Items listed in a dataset
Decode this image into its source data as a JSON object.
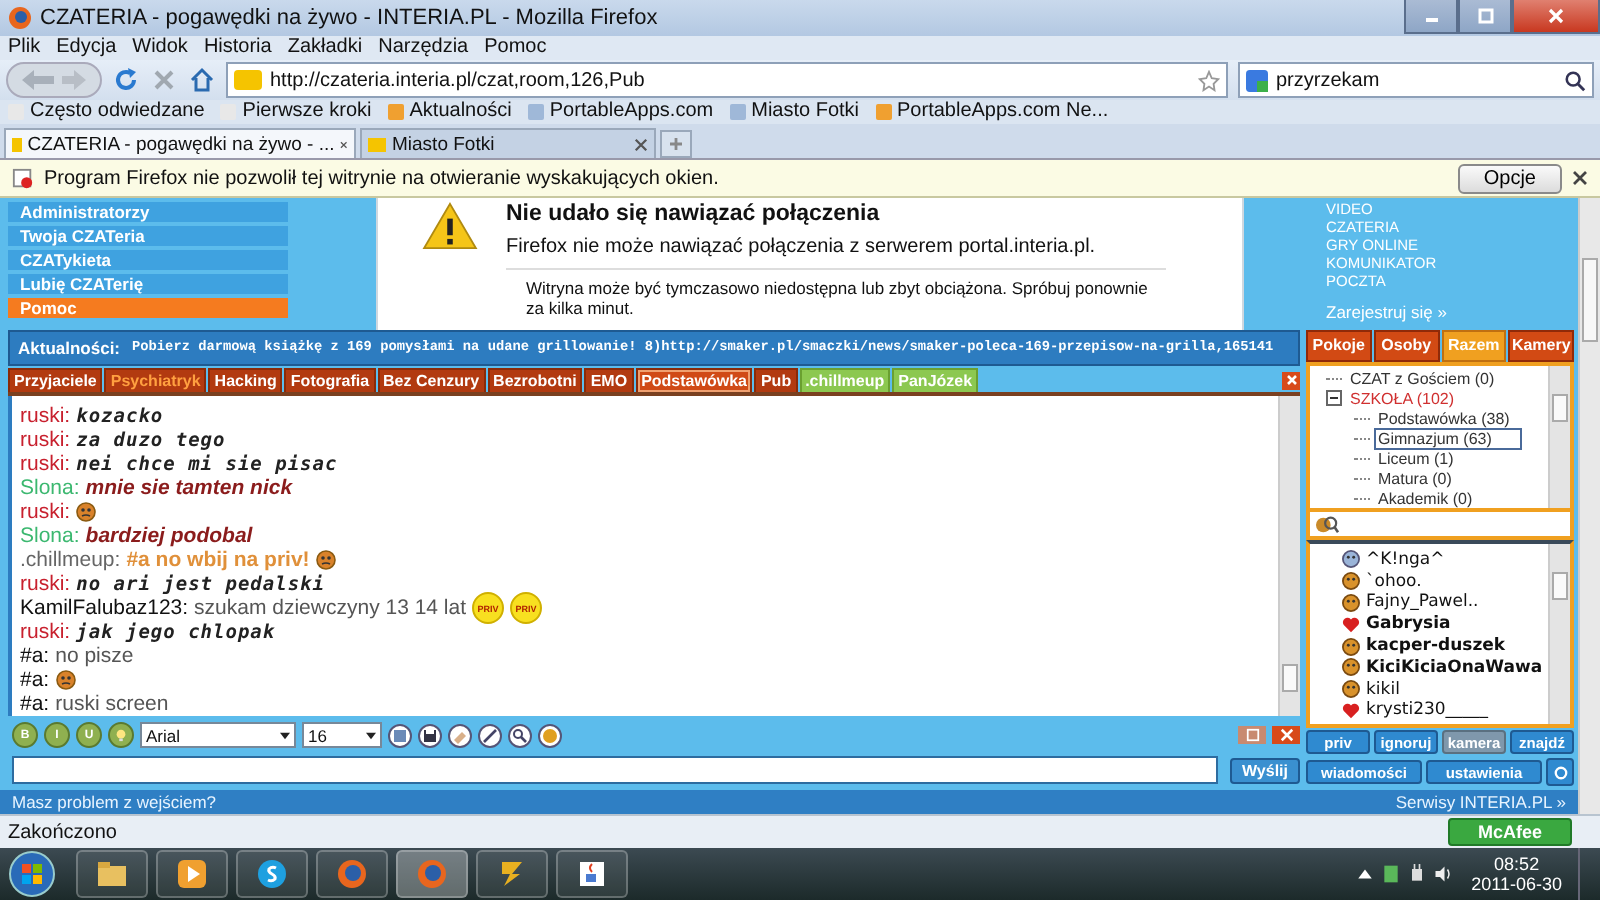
{
  "window": {
    "title": "CZATERIA - pogawędki na żywo - INTERIA.PL - Mozilla Firefox"
  },
  "menu": [
    "Plik",
    "Edycja",
    "Widok",
    "Historia",
    "Zakładki",
    "Narzędzia",
    "Pomoc"
  ],
  "address": {
    "value": "http://czateria.interia.pl/czat,room,126,Pub"
  },
  "search": {
    "value": "przyrzekam"
  },
  "bookmarks": [
    {
      "label": "Często odwiedzane",
      "kind": "page"
    },
    {
      "label": "Pierwsze kroki",
      "kind": "page"
    },
    {
      "label": "Aktualności",
      "kind": "feed"
    },
    {
      "label": "PortableApps.com",
      "kind": "site"
    },
    {
      "label": "Miasto Fotki",
      "kind": "site"
    },
    {
      "label": "PortableApps.com Ne...",
      "kind": "feed"
    }
  ],
  "tabs": [
    {
      "label": "CZATERIA - pogawędki na żywo - ...",
      "selected": true
    },
    {
      "label": "Miasto Fotki",
      "selected": false
    }
  ],
  "popup_notice": {
    "text": "Program Firefox nie pozwolił tej witrynie na otwieranie wyskakujących okien.",
    "button": "Opcje"
  },
  "site_nav": [
    {
      "label": "Administratorzy",
      "selected": false
    },
    {
      "label": "Twoja CZATeria",
      "selected": false
    },
    {
      "label": "CZATykieta",
      "selected": false
    },
    {
      "label": "Lubię CZATerię",
      "selected": false
    },
    {
      "label": "Pomoc",
      "selected": true
    }
  ],
  "error": {
    "title": "Nie udało się nawiązać połączenia",
    "message": "Firefox nie może nawiązać połączenia z serwerem portal.interia.pl.",
    "bullets": [
      "Witryna może być tymczasowo niedostępna lub zbyt obciążona. Spróbuj ponownie za kilka minut."
    ]
  },
  "site_links": [
    "VIDEO",
    "CZATERIA",
    "GRY ONLINE",
    "KOMUNIKATOR",
    "POCZTA"
  ],
  "register_link": "Zarejestruj się »",
  "news": {
    "label": "Aktualności:",
    "text": "Pobierz darmową książkę z 169 pomysłami na udane grillowanie! 8)http://smaker.pl/smaczki/news/smaker-poleca-169-przepisow-na-grilla,165141"
  },
  "panel_tabs": [
    {
      "label": "Pokoje",
      "selected": false
    },
    {
      "label": "Osoby",
      "selected": false
    },
    {
      "label": "Razem",
      "selected": true
    },
    {
      "label": "Kamery",
      "selected": false
    }
  ],
  "rooms": [
    {
      "label": "Przyjaciele",
      "kind": "room",
      "selected": false,
      "unread": false
    },
    {
      "label": "Psychiatryk",
      "kind": "room",
      "selected": false,
      "unread": true
    },
    {
      "label": "Hacking",
      "kind": "room",
      "selected": false,
      "unread": false
    },
    {
      "label": "Fotografia",
      "kind": "room",
      "selected": false,
      "unread": false
    },
    {
      "label": "Bez Cenzury",
      "kind": "room",
      "selected": false,
      "unread": false
    },
    {
      "label": "Bezrobotni",
      "kind": "room",
      "selected": false,
      "unread": false
    },
    {
      "label": "EMO",
      "kind": "room",
      "selected": false,
      "unread": false
    },
    {
      "label": "Podstawówka",
      "kind": "room",
      "selected": true,
      "unread": false
    },
    {
      "label": "Pub",
      "kind": "room",
      "selected": false,
      "unread": false
    },
    {
      "label": ".chillmeup",
      "kind": "private",
      "selected": false,
      "unread": false
    },
    {
      "label": "PanJózek",
      "kind": "private",
      "selected": false,
      "unread": false
    }
  ],
  "messages": [
    {
      "nick": "ruski:",
      "color": "#c8202e",
      "text": "kozacko",
      "kind": "mono",
      "emoticon": false
    },
    {
      "nick": "ruski:",
      "color": "#c8202e",
      "text": "za duzo tego",
      "kind": "mono",
      "emoticon": false
    },
    {
      "nick": "ruski:",
      "color": "#c8202e",
      "text": "nei chce mi sie pisac",
      "kind": "mono",
      "emoticon": false
    },
    {
      "nick": "Slona:",
      "color": "#3cb870",
      "text": "mnie sie tamten nick",
      "kind": "italic",
      "emoticon": false
    },
    {
      "nick": "ruski:",
      "color": "#c8202e",
      "emoticon": true
    },
    {
      "nick": "Slona:",
      "color": "#3cb870",
      "text": "bardziej podobal",
      "kind": "italic",
      "emoticon": false
    },
    {
      "nick": ".chillmeup:",
      "color": "#666666",
      "text": "#a  no wbij na priv!",
      "kind": "orange",
      "emoticon": true
    },
    {
      "nick": "ruski:",
      "color": "#c8202e",
      "text": "no ari jest pedalski",
      "kind": "mono",
      "emoticon": false
    },
    {
      "nick": "KamilFalubaz123:",
      "color": "#111111",
      "text": "szukam dziewczyny 13 14 lat",
      "kind": "plain",
      "emoticon": false,
      "badges": [
        "PRIV",
        "PRIV"
      ]
    },
    {
      "nick": "ruski:",
      "color": "#c8202e",
      "text": "jak jego chlopak",
      "kind": "mono",
      "emoticon": false
    },
    {
      "nick": "#a:",
      "color": "#111111",
      "text": "no pisze",
      "kind": "plain",
      "emoticon": false
    },
    {
      "nick": "#a:",
      "color": "#111111",
      "emoticon": true
    },
    {
      "nick": "#a:",
      "color": "#111111",
      "text": "ruski screen",
      "kind": "plain",
      "emoticon": false
    }
  ],
  "format": {
    "font": "Arial",
    "size": "16",
    "buttons": [
      "B",
      "I",
      "U"
    ]
  },
  "send_button": "Wyślij",
  "room_tree": [
    {
      "label": "CZAT z Gościem (0)",
      "selected": false
    },
    {
      "label": "SZKOŁA (102)",
      "selected": false,
      "expanded": true,
      "children": [
        {
          "label": "Podstawówka (38)",
          "selected": false
        },
        {
          "label": "Gimnazjum (63)",
          "selected": true
        },
        {
          "label": "Liceum (1)",
          "selected": false
        },
        {
          "label": "Matura (0)",
          "selected": false
        },
        {
          "label": "Akademik (0)",
          "selected": false
        }
      ]
    }
  ],
  "users": [
    {
      "name": "^K!nga^",
      "kind": "guest",
      "bold": false
    },
    {
      "name": "`ohoo.",
      "kind": "face",
      "bold": false
    },
    {
      "name": "Fajny_Pawel..",
      "kind": "face",
      "bold": false
    },
    {
      "name": "Gabrysia",
      "kind": "heart",
      "bold": true
    },
    {
      "name": "kacper-duszek",
      "kind": "face",
      "bold": true
    },
    {
      "name": "KiciKiciaOnaWawa",
      "kind": "face",
      "bold": true
    },
    {
      "name": "kikil",
      "kind": "face",
      "bold": false
    },
    {
      "name": "krysti230_____",
      "kind": "heart",
      "bold": false
    }
  ],
  "user_buttons": [
    {
      "label": "priv",
      "disabled": false
    },
    {
      "label": "ignoruj",
      "disabled": false
    },
    {
      "label": "kamera",
      "disabled": true
    },
    {
      "label": "znajdź",
      "disabled": false
    }
  ],
  "panel_buttons": [
    "wiadomości",
    "ustawienia"
  ],
  "footer": {
    "left": "Masz problem z wejściem?",
    "right": "Serwisy INTERIA.PL »"
  },
  "status_bar": {
    "text": "Zakończono",
    "badge": "McAfee"
  },
  "clock": {
    "time": "08:52",
    "date": "2011-06-30"
  }
}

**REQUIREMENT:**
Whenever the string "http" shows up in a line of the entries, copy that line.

**SOLUTION TO THIS EXERCISE:**
    "value": "http://czateria.interia.pl/czat,room,126,Pub"
    "text": "Pobierz darmową książkę z 169 pomysłami na udane grillowanie! 8)http://smaker.pl/smaczki/news/smaker-poleca-169-przepisow-na-grilla,165141"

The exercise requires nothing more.